Over-watering or under-watering can lead to unhealthy plants. The best way to tell if you’re watering correctly is to check the soil’s moisture level before and after you water. To do this, stick your finger about 2 inches into the soil near the plant’s base – if it feels dry, give it a good drink; if it feels moist or cool to the touch, you’re probably watering too much. It’s also important to make sure you’re watering at the right time of day – early morning or late evening is ideal, as this will give the water time to soak into the roots without evaporating in the sun.
Monitor Light Levels
Plants need a certain amount of light to survive and thrive, so it’s important to make sure they’re getting enough. To do this, look for signs of yellowing or wilting leaves, which can be a sign of too little light. If you suspect this is the case, try moving your plants closer to a window or investing in grow lights. Just be sure not to place them too close to the window, as direct sunlight can cause scorching and damage to the delicate foliage.
Following these tips and tricks should help ensure your plants are getting the care they need to stay healthy and happy. With a little bit of effort, you can get your garden growing strong in no time!
With this article, we have provided you with some of the most common reasons why your garden might not be growing as well as it could. From soil that is lacking in nutrients to lack of sun exposure and everything in between, there are many things to consider when troubleshooting why your plants may not be receiving the care they need. With our tips, you should now better understand how to provide optimal conditions for your garden so that it can thrive and produce beautiful blooms or delicious vegetables!
Frequently Asked Questions:
Why is nothing growing in my garden?
There are a few possible reasons why nothing is growing in your garden. It could be that the soil is not fertile enough, there could be a lack of sunlight, or you might be over-watering or under-watering your plants. Another possibility is that you’re not using the right type of fertilizer. If you’re unsure what the problem is, contacting a local gardening expert is a good idea. They will be able to help you troubleshoot the issue and get your garden back on track!
What to do if plants are not growing?
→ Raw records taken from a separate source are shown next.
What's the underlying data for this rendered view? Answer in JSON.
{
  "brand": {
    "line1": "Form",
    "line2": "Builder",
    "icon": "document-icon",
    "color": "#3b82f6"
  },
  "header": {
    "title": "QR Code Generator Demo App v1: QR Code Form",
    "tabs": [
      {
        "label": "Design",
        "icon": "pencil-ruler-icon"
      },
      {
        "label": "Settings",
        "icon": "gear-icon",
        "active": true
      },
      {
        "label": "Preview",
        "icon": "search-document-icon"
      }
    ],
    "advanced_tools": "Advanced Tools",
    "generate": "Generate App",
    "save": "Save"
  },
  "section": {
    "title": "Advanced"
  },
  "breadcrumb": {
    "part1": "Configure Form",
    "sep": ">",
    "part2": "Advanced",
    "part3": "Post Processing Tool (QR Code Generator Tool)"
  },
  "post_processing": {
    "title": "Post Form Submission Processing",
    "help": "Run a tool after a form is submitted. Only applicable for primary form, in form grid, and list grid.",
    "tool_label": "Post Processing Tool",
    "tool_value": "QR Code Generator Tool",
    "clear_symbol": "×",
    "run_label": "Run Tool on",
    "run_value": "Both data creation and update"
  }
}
If your plants are not growing, there are a few things you can do to troubleshoot the issue. First, check the soil. If it’s too dry, water it more frequently. If it’s too wet, try drainage solutions like adding more sand or pebbles to the soil. Second, check the amount of sunlight the plant is getting. If it’s not getting enough light, try moving it to a sunnier spot. Third, check the temperature of the soil. If it’s too hot, try shading the plant or moving it to a cooler spot. If it’s too cold, try covering the plant with a blanket at night or moving it indoors. Lastly, check for pests and diseases. If you see any pests on the plant, remove them immediately. You can also try spraying the plant with an insecticide or fungicide.
How can I make my garden grow faster?
If your garden isn’t growing as quickly as you’d like, there are a few potential reasons why. One reason may be that your soil isn’t nutrient-rich enough. You can add fertilizer to the soil to help give your plants the nutrients they need to grow. Another reason may be that your plants aren’t getting enough sunlight. Make sure to plant them in an area that gets plenty of sun throughout the day. Finally, you may be over- or under-watering your plants. Be sure to check the soil regularly and water accordingly. With a little troubleshooting, you can get your garden growing in no time!
Why are none of my plants growing?
If you’re wondering why none of your plants are growing in your garden, there could be a few reasons. Perhaps the soil is too compacted and needs to be loosened up. Or, you might not be providing enough water or nutrients. It’s also possible that pests are eating your plants. Whatever the reason, it’s important to figure out why nothing is growing in your garden so you can fix the problem and get your plants back on track!